‘‘I’m sure nobody chooses to be addicted to anything, be it methamphetamine, alcohol, gambling . . .It’s the addiction that drives demand, that drives supply, and meth appears to be so addictive.’’

It was also destructive to the user and everyone around them.

He cited one case in Central Otago where, by crossreferencing bank records more than $60,000 had disappeared from an individual’s accounts and savings.

‘‘It could only be attributed to meth use and addiction.’’

Det Sgt Shaw said during investigations related to methamphetamine it was common to ask why ‘‘people get into a [drug] scene, they think they can handle it recreationally, but suddenly it is out of control.

‘‘We sit with people during an investigation and say, ‘How did you get on it mate?’ and they will say, ‘It just took me over’.’’

Meth often led to more widespread crime but that was something the region was not experiencing.

‘‘We have a reasonable abundance of jobs in Central Otago and to a degree people can fund it.’’

It was a fine line. Most dealers dealt with in Central Otago were also ‘‘their own best customers’’ and were dealing to feed their own habit.

That made them different from high-end dealers, who dealt for the ‘‘huge monetary rewards involved’’ rather than for a personal high.

Firearms were also part of the mix, he said. ‘‘Totally embedded with meth is firearms — it is the high-risk, high reward nature of it.

‘‘Anytime we are doing an operation at an address we go appropriately equipped.’’

The operations conducted were also different from 20 years ago, when everyone from the dealer to the procurer was targeted —something police called ‘‘body count’’.

That ‘‘body count’’ could mean 60 to 80 people were arrested in a single operation. ‘‘Now, the focus is to cut the head off the monster.’’

The people identified as part of an investigation were dealt with differently, the focus having switched from trying to charge as many people as possible for drugs offences to a strategy of ‘‘harm reduction’’.

‘‘Our mindset has moved to harm reduction. They’ve cropped up as a user and we go to them and have a conversation — go in and see what we can do to break the cycle.’’

That often involved bringing other other agencies in to work on the harm-reduction goal.

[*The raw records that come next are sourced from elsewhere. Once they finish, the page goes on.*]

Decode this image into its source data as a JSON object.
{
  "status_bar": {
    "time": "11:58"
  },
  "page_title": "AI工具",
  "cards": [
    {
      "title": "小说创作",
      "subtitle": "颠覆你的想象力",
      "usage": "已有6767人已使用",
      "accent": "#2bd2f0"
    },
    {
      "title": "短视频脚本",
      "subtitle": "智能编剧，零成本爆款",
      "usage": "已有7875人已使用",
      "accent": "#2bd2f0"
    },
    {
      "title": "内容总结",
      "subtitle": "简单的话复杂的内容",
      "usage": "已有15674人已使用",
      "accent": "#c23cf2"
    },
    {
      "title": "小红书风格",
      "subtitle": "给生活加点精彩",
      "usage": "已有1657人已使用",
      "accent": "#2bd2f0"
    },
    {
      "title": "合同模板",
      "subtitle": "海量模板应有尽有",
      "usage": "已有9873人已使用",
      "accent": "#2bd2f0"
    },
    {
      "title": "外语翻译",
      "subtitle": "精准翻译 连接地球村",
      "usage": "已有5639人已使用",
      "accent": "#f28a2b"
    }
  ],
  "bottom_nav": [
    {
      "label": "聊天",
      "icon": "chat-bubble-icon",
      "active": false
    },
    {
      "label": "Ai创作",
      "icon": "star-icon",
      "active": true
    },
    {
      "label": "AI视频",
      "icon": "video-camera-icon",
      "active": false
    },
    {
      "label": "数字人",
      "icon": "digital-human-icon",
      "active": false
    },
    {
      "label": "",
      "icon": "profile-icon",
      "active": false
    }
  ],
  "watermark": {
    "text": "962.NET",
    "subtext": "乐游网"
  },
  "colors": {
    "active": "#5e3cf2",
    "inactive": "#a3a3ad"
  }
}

No meth labs had been discovered in Central Otago for some time, but the trickle of the drug into the region was turning into a steady flow and the methods of communication for dealing the highly addictive drug were becoming increasingly sophisticated.